Sun, 06 Mar 2005

Closer work needed to find Aceh children a home

Tertiani ZB Simanjuntak, The Jakarta Post, Jakarta

While everyone agrees that it takes a village to raise a child, the combined efforts of various institutions and organizations to find a home for orphaned and separated Acehnese children have yet to receive the greater attention they need.

The government, international relief organizations and foreign and local non-governmental organizations (NGO) came to an almost unanimous decision that removing the children from their hometowns for adoption or to orphanages are not an option.

However, the as yet unfounded, but sensitive issues of child abduction and trafficking have been a stumbling block in their work.

Syaiful Amri, the coordinator of a youth group network called Lost Children Operation! in Banda Aceh -- the capital of Nanggroe Aceh Darussalam and the city worst hit by the disaster -- said their effort to locate children living with neighbors or family friends was relatively smoother, because they spoke the same language.

"When we try to gather data on how many children survived, the people tend to shut down all access. We have to approach the neighborhood chief or local religious leaders to explain our intentions before they will take us to the children," he said.

"Besides, many of the families who have taken in (orphaned or separated) children lost their own children to the tsunami. They just want to be a whole family again without much fanfare or publicity," Syaiful added.

He said the network, which was supported by Japanese religious group Kougetsu Shinjukai, had found of such children out of more than 100 children who were living with other families across Banda Aceh and Aceh Besar municipalities.

The network, together with the Indonesian Red Cross (PMI), is currently distributing flyers that bear the photographs of missing children of families who are living in shelters.

The network's database, according to Syaiful, has been reorganized according to the international standard introduced by UNICEF and Save the Children, with whom they maintained regular communication.

In its effort to reunite the children with their parents -- or at least their closest living relatives -- the PMI has established two special services: "I'm Alive" and "I'm Looking For". Through these services, the PMI posts the photographs and names of missing and separated children on its bulletin boards across Aceh and in the neighboring North Sumatra capital of Medan.

"But it's not easy to get complete information on where a child was found after the tsunami or information on their parents and residence, because many children who survived are too young to remember such things," said Anwar, a Red Cross volunteer who is in charge of maintaining the services.

Meanwhile, the government took immediate steps to set up a joint ministerial task force to address children's issues in Aceh. The task force is spearheaded by the Office of the Coordinating Minister for People's Welfare and the Office of the State Minister of Women's Empowerment.
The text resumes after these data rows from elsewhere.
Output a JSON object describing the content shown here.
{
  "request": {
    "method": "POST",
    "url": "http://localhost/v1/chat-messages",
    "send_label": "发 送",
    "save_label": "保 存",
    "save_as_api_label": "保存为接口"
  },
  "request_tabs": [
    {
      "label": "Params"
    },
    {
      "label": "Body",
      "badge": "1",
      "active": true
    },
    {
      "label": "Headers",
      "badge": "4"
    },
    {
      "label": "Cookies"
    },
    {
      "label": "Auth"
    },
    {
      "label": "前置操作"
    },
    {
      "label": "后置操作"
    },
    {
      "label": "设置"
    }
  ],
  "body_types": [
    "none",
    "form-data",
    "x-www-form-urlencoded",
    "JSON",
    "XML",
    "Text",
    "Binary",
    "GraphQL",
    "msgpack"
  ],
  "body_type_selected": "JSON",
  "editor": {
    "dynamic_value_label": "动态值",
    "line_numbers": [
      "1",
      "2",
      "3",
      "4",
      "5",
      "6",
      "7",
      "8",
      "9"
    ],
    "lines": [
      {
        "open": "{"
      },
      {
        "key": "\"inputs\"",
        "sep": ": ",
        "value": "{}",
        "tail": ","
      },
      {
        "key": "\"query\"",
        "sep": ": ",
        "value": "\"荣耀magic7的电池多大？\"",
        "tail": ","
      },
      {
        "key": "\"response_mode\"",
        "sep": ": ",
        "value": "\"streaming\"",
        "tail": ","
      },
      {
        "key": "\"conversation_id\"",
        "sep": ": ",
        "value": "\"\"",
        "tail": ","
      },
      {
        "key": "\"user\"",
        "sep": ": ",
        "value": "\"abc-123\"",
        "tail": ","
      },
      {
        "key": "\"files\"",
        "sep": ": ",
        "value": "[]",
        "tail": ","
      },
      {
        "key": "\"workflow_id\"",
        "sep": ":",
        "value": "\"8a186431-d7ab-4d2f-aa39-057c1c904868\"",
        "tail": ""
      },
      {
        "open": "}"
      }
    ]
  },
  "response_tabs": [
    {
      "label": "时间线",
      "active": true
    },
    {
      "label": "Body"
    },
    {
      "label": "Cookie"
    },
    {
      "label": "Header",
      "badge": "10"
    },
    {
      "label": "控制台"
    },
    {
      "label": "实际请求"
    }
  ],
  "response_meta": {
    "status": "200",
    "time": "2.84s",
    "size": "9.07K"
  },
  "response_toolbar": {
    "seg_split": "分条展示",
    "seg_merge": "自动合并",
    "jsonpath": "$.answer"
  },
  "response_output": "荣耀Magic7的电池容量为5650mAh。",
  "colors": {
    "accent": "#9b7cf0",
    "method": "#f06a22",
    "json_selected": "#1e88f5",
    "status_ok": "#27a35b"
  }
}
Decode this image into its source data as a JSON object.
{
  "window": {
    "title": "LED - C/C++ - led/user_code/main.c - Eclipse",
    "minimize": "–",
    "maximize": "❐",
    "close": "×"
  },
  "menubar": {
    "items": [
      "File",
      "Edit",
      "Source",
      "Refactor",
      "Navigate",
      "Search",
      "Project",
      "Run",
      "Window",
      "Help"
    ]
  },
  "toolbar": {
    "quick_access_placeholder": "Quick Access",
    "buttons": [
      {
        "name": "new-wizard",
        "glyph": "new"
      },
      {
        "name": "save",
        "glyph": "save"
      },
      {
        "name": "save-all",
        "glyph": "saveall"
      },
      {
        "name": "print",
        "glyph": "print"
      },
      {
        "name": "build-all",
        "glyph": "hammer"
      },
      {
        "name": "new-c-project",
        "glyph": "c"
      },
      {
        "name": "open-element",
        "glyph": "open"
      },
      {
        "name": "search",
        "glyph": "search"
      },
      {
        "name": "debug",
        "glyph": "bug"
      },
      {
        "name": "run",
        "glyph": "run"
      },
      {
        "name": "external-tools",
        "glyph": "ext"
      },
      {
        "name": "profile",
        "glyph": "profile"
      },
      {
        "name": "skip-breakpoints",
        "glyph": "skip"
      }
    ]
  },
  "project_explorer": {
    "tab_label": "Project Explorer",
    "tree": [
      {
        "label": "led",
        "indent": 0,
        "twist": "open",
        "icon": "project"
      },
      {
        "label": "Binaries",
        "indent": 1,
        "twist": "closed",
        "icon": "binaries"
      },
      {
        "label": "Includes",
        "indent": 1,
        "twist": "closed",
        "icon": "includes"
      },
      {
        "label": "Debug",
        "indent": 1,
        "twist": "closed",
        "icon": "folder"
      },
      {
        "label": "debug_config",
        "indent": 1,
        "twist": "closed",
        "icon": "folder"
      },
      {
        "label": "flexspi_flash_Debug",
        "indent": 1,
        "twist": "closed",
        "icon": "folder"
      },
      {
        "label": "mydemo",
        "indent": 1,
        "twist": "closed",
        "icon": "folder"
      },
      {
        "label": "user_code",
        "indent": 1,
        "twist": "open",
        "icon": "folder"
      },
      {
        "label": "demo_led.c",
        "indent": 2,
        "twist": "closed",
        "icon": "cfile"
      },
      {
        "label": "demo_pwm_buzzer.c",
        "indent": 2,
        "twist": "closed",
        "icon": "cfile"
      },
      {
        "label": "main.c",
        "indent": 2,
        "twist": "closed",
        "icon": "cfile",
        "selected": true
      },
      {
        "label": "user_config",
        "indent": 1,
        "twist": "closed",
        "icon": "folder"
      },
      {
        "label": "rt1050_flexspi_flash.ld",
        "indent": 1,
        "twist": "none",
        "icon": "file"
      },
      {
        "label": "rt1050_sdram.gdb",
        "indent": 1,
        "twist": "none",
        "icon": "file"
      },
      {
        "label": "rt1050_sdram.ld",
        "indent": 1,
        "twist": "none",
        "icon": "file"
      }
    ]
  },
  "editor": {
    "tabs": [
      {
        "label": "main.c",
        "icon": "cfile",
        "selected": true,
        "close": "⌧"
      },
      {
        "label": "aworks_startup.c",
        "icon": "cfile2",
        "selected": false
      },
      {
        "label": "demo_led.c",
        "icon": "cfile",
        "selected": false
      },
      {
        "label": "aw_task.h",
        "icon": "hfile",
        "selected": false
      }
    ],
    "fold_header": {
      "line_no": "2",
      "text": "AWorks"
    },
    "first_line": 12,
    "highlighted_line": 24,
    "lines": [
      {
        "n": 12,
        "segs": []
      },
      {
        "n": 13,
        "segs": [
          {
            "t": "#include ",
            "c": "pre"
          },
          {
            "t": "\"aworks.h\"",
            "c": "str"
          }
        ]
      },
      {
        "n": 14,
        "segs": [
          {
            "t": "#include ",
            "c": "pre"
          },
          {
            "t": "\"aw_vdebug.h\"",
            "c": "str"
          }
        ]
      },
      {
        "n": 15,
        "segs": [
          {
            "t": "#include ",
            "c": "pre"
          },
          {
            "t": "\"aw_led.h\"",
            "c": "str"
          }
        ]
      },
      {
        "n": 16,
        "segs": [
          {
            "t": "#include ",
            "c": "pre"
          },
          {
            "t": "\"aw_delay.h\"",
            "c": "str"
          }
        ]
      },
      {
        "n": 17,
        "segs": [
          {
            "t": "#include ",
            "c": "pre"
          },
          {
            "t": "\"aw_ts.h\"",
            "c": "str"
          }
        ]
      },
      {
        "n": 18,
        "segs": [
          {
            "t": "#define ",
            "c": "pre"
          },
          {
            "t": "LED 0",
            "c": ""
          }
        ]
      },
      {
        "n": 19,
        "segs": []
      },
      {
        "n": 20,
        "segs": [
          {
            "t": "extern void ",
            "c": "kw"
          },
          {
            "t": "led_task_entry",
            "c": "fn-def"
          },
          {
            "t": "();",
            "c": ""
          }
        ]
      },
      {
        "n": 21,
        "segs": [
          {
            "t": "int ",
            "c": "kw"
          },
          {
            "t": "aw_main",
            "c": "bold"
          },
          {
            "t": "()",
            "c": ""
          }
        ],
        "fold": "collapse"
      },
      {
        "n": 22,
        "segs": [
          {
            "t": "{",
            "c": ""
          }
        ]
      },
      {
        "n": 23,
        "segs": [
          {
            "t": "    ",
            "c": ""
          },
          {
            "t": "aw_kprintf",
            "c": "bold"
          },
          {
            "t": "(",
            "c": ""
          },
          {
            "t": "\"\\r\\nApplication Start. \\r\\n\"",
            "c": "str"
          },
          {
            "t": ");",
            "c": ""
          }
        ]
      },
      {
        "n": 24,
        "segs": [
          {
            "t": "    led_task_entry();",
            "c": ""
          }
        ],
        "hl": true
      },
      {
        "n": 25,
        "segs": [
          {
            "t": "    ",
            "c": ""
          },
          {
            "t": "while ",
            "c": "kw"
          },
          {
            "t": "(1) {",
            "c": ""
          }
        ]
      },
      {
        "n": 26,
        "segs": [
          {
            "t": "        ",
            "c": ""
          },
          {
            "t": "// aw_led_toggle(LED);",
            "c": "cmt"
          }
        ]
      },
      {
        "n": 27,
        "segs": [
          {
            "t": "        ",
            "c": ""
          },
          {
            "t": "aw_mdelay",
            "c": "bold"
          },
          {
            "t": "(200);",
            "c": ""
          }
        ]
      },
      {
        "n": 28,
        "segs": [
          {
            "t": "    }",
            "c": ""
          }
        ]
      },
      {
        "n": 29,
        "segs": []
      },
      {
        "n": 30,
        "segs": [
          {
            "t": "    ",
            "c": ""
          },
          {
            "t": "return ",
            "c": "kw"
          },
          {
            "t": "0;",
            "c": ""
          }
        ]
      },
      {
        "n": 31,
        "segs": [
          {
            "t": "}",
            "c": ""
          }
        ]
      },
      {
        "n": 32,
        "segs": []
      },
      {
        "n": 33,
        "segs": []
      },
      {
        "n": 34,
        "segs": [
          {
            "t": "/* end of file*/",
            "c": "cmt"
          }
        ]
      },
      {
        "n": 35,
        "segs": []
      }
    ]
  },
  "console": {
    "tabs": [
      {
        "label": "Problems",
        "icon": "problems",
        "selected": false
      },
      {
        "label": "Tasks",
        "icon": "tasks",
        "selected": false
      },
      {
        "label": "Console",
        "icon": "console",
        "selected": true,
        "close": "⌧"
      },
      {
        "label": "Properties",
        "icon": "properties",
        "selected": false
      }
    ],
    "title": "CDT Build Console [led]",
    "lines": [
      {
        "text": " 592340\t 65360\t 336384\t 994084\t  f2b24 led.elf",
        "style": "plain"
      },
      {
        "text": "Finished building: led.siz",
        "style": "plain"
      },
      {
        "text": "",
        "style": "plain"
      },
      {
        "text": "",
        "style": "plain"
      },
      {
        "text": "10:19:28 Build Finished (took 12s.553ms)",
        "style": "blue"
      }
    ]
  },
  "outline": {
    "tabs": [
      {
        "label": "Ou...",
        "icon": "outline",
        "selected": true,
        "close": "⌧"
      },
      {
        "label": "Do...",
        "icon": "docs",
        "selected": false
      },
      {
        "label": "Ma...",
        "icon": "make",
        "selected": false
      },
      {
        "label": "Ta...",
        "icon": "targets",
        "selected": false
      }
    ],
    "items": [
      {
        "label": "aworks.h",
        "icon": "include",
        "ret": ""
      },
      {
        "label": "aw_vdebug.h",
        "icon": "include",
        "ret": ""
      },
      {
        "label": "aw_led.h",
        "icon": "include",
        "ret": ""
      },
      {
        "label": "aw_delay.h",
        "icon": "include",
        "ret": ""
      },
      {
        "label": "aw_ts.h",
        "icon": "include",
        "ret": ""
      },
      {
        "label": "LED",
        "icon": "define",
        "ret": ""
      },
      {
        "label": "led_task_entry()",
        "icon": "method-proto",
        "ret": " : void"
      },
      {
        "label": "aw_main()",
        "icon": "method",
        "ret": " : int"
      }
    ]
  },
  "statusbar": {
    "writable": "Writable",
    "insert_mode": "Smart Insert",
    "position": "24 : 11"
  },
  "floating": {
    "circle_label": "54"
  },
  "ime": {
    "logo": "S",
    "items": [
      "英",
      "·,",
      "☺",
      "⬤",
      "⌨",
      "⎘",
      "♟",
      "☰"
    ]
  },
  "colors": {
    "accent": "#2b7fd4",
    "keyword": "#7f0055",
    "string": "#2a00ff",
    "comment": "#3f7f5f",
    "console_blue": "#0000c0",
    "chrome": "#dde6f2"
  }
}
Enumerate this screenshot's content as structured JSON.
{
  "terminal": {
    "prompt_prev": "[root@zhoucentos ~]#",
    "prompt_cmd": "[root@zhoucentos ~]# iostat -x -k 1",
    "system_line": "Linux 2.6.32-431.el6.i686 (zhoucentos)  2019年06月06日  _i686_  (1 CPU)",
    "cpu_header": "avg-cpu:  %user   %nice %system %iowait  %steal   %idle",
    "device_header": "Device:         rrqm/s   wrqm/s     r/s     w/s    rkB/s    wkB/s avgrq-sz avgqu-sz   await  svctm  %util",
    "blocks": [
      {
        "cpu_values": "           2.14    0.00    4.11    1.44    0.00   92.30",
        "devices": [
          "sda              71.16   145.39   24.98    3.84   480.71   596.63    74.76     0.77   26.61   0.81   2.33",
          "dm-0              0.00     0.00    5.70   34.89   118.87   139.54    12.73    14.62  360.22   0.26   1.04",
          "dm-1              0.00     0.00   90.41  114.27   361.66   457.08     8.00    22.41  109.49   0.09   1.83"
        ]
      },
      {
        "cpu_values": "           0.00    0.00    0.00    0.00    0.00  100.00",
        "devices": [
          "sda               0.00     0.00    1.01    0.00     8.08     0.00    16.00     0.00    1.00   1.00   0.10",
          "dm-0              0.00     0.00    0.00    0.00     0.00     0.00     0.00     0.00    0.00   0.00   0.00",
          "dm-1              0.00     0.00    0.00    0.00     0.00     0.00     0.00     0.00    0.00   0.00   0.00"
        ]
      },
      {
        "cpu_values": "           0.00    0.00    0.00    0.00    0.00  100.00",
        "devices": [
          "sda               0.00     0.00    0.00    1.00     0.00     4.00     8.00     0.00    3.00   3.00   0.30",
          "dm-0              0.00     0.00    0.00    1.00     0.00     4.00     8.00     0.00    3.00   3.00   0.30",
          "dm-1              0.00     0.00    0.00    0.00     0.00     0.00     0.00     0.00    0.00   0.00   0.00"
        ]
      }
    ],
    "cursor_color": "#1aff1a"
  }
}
That dozens of organizations and groups are involved in the reunification effort is unavoidable, as the need is immense. Although the government does not yet have a complete database on missing and separated children, a rough estimate compiled from various reports on missing people now reaches over 100,000 children.

"I believe up to 20,000 children are out there waiting to be found by their families," Syaiful said.

While government institutions, relief organizations and NGOs are of one mind about keeping the children in Aceh, they are working independently to develop their own methods and resources as well.

The National Family Planning Board (BKKBN), the front-runner of its peers, has begun establishing its own Internet database, which can be shared by others to avoid overlapping data.

"There are many of us in this pool together, but none of us are communicating our data. That's a big problem," said Tri Cahyadi, who was assigned to restore the BKKBN's branch office in Banda Aceh.

Coordinating with a student group from Banda Aceh's Syiah Kuala University, the BKKBN has registered over 1,500 separated children and children whose parents were known to have perished in the tsunami.

Further, the agency is negotiating with local newspapers to run a regular "I'm Alive, Please Find Me" column, which will be available to all reunification programs.

"But our budget is only adequate for several days' advertisement ... Finding a home for these children must be viewed as an open-ended effort. There is no time limit. But without close coordination among us, it will take longer than we expect," Tri said.